**Task description**
All the data should be repeated exactly. Any image in it is left out.

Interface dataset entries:
------------------------------------

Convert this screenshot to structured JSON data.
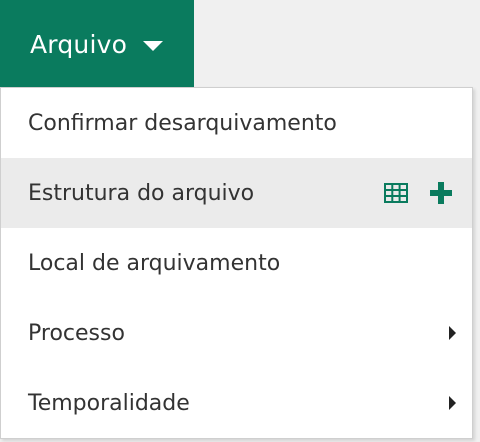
{
  "colors": {
    "accent": "#0a7b5e",
    "menu_bg": "#ffffff",
    "hover_bg": "#ebebeb",
    "text": "#333333"
  },
  "menu_button": {
    "label": "Arquivo",
    "icon": "caret-down-icon"
  },
  "dropdown": {
    "items": [
      {
        "label": "Confirmar desarquivamento"
      },
      {
        "label": "Estrutura do arquivo",
        "highlighted": true,
        "actions": [
          "grid-icon",
          "plus-icon"
        ]
      },
      {
        "label": "Local de arquivamento"
      },
      {
        "label": "Processo",
        "submenu": true
      },
      {
        "label": "Temporalidade",
        "submenu": true
      }
    ]
  }
}
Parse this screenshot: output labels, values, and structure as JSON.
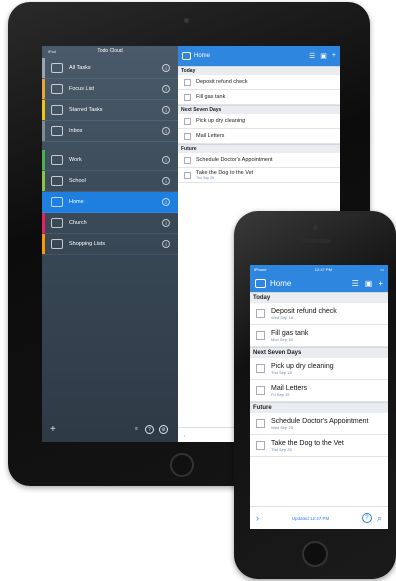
{
  "colors": {
    "accent": "#2e86de",
    "selected": "#1f7fe0"
  },
  "ipad": {
    "sidebar": {
      "title": "Todo Cloud",
      "status_left": "iPad",
      "items": [
        {
          "name": "All Tasks",
          "sub": "",
          "color": "#9aa5b1",
          "icon": "checkbox-icon"
        },
        {
          "name": "Focus List",
          "sub": "",
          "color": "#e8a53a",
          "icon": "focus-icon"
        },
        {
          "name": "Starred Tasks",
          "sub": "",
          "color": "#f1c40f",
          "icon": "star-icon"
        },
        {
          "name": "Inbox",
          "sub": "",
          "color": "#7f8c8d",
          "icon": "inbox-icon"
        },
        {
          "name": "Work",
          "sub": "",
          "color": "#4caf50",
          "icon": "briefcase-icon"
        },
        {
          "name": "School",
          "sub": "",
          "color": "#8bc34a",
          "icon": "book-icon"
        },
        {
          "name": "Home",
          "sub": "",
          "color": "#1f7fe0",
          "icon": "home-icon",
          "selected": true
        },
        {
          "name": "Church",
          "sub": "",
          "color": "#e91e63",
          "icon": "church-icon"
        },
        {
          "name": "Shopping Lists",
          "sub": "",
          "color": "#ff9800",
          "icon": "cart-icon"
        }
      ],
      "separator": ""
    },
    "main": {
      "title": "Home",
      "sections": [
        {
          "label": "Today",
          "tasks": [
            {
              "title": "Deposit refund check",
              "date": ""
            },
            {
              "title": "Fill gas tank",
              "date": ""
            }
          ]
        },
        {
          "label": "Next Seven Days",
          "tasks": [
            {
              "title": "Pick up dry cleaning",
              "date": ""
            },
            {
              "title": "Mail Letters",
              "date": ""
            }
          ]
        },
        {
          "label": "Future",
          "tasks": [
            {
              "title": "Schedule Doctor's Appointment",
              "date": ""
            },
            {
              "title": "Take the Dog to the Vet",
              "date": "Thu Sep 25"
            }
          ]
        }
      ],
      "footer_updated": "Updated"
    }
  },
  "iphone": {
    "status": {
      "carrier": "iPhone",
      "time": "12:47 PM"
    },
    "title": "Home",
    "sections": [
      {
        "label": "Today",
        "tasks": [
          {
            "title": "Deposit refund check",
            "date": "Wed Sep 18"
          },
          {
            "title": "Fill gas tank",
            "date": "Mon Sep 18"
          }
        ]
      },
      {
        "label": "Next Seven Days",
        "tasks": [
          {
            "title": "Pick up dry cleaning",
            "date": "Thu Sep 18"
          },
          {
            "title": "Mail Letters",
            "date": "Fri Sep 19"
          }
        ]
      },
      {
        "label": "Future",
        "tasks": [
          {
            "title": "Schedule Doctor's Appointment",
            "date": "Wed Sep 25"
          },
          {
            "title": "Take the Dog to the Vet",
            "date": "Thu Sep 25"
          }
        ]
      }
    ],
    "footer": {
      "updated": "Updated 12:47 PM",
      "sub": ""
    }
  }
}
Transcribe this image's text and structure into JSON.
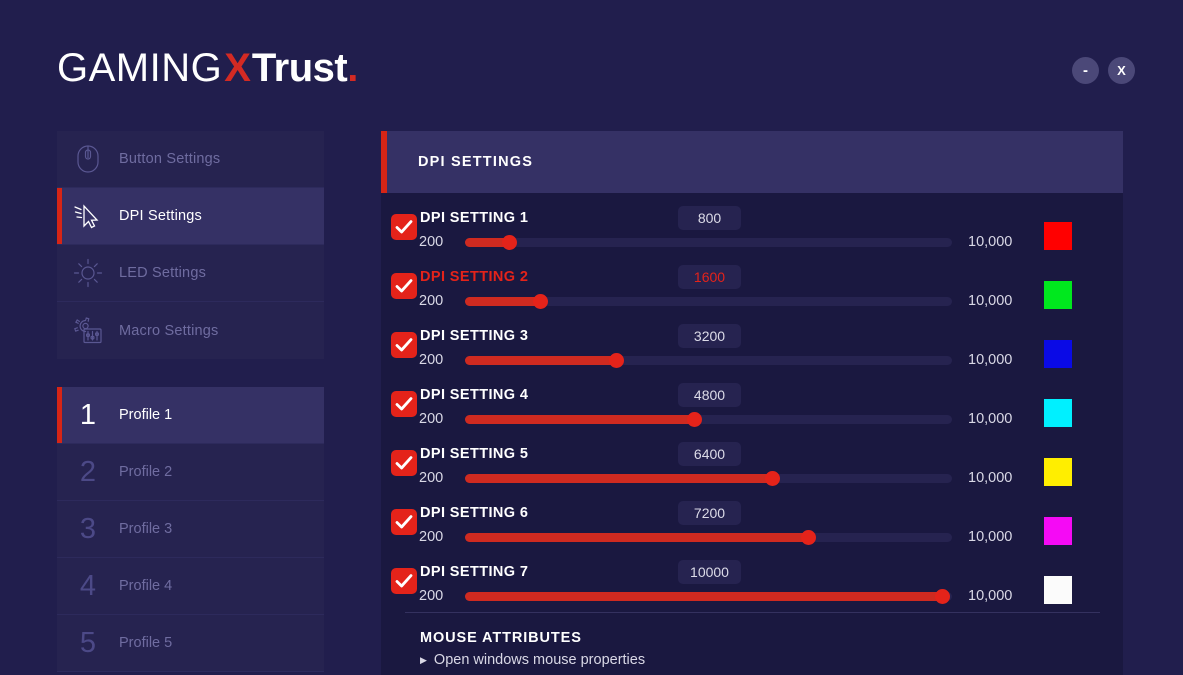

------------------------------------

**Answer box**
Convert this screenshot to structured JSON data.
{
  "colors": {
    "accent": "#0a7b5e",
    "menu_bg": "#ffffff",
    "hover_bg": "#ebebeb",
    "text": "#333333"
  },
  "menu_button": {
    "label": "Arquivo",
    "icon": "caret-down-icon"
  },
  "dropdown": {
    "items": [
      {
        "label": "Confirmar desarquivamento"
      },
      {
        "label": "Estrutura do arquivo",
        "highlighted": true,
        "actions": [
          "grid-icon",
          "plus-icon"
        ]
      },
      {
        "label": "Local de arquivamento"
      },
      {
        "label": "Processo",
        "submenu": true
      },
      {
        "label": "Temporalidade",
        "submenu": true
      }
    ]
  }
}
Parse this screenshot: output labels, values, and structure as JSON.
{
  "colors": {
    "accent": "#2e86de",
    "selected": "#1f7fe0"
  },
  "ipad": {
    "sidebar": {
      "title": "Todo Cloud",
      "status_left": "iPad",
      "items": [
        {
          "name": "All Tasks",
          "sub": "",
          "color": "#9aa5b1",
          "icon": "checkbox-icon"
        },
        {
          "name": "Focus List",
          "sub": "",
          "color": "#e8a53a",
          "icon": "focus-icon"
        },
        {
          "name": "Starred Tasks",
          "sub": "",
          "color": "#f1c40f",
          "icon": "star-icon"
        },
        {
          "name": "Inbox",
          "sub": "",
          "color": "#7f8c8d",
          "icon": "inbox-icon"
        },
        {
          "name": "Work",
          "sub": "",
          "color": "#4caf50",
          "icon": "briefcase-icon"
        },
        {
          "name": "School",
          "sub": "",
          "color": "#8bc34a",
          "icon": "book-icon"
        },
        {
          "name": "Home",
          "sub": "",
          "color": "#1f7fe0",
          "icon": "home-icon",
          "selected": true
        },
        {
          "name": "Church",
          "sub": "",
          "color": "#e91e63",
          "icon": "church-icon"
        },
        {
          "name": "Shopping Lists",
          "sub": "",
          "color": "#ff9800",
          "icon": "cart-icon"
        }
      ],
      "separator": ""
    },
    "main": {
      "title": "Home",
      "sections": [
        {
          "label": "Today",
          "tasks": [
            {
              "title": "Deposit refund check",
              "date": ""
            },
            {
              "title": "Fill gas tank",
              "date": ""
            }
          ]
        },
        {
          "label": "Next Seven Days",
          "tasks": [
            {
              "title": "Pick up dry cleaning",
              "date": ""
            },
            {
              "title": "Mail Letters",
              "date": ""
            }
          ]
        },
        {
          "label": "Future",
          "tasks": [
            {
              "title": "Schedule Doctor's Appointment",
              "date": ""
            },
            {
              "title": "Take the Dog to the Vet",
              "date": "Thu Sep 25"
            }
          ]
        }
      ],
      "footer_updated": "Updated"
    }
  },
  "iphone": {
    "status": {
      "carrier": "iPhone",
      "time": "12:47 PM"
    },
    "title": "Home",
    "sections": [
      {
        "label": "Today",
        "tasks": [
          {
            "title": "Deposit refund check",
            "date": "Wed Sep 18"
          },
          {
            "title": "Fill gas tank",
            "date": "Mon Sep 18"
          }
        ]
      },
      {
        "label": "Next Seven Days",
        "tasks": [
          {
            "title": "Pick up dry cleaning",
            "date": "Thu Sep 18"
          },
          {
            "title": "Mail Letters",
            "date": "Fri Sep 19"
          }
        ]
      },
      {
        "label": "Future",
        "tasks": [
          {
            "title": "Schedule Doctor's Appointment",
            "date": "Wed Sep 25"
          },
          {
            "title": "Take the Dog to the Vet",
            "date": "Thu Sep 25"
          }
        ]
      }
    ],
    "footer": {
      "updated": "Updated 12:47 PM",
      "sub": ""
    }
  }
}
Transcribe this image's text and structure into JSON.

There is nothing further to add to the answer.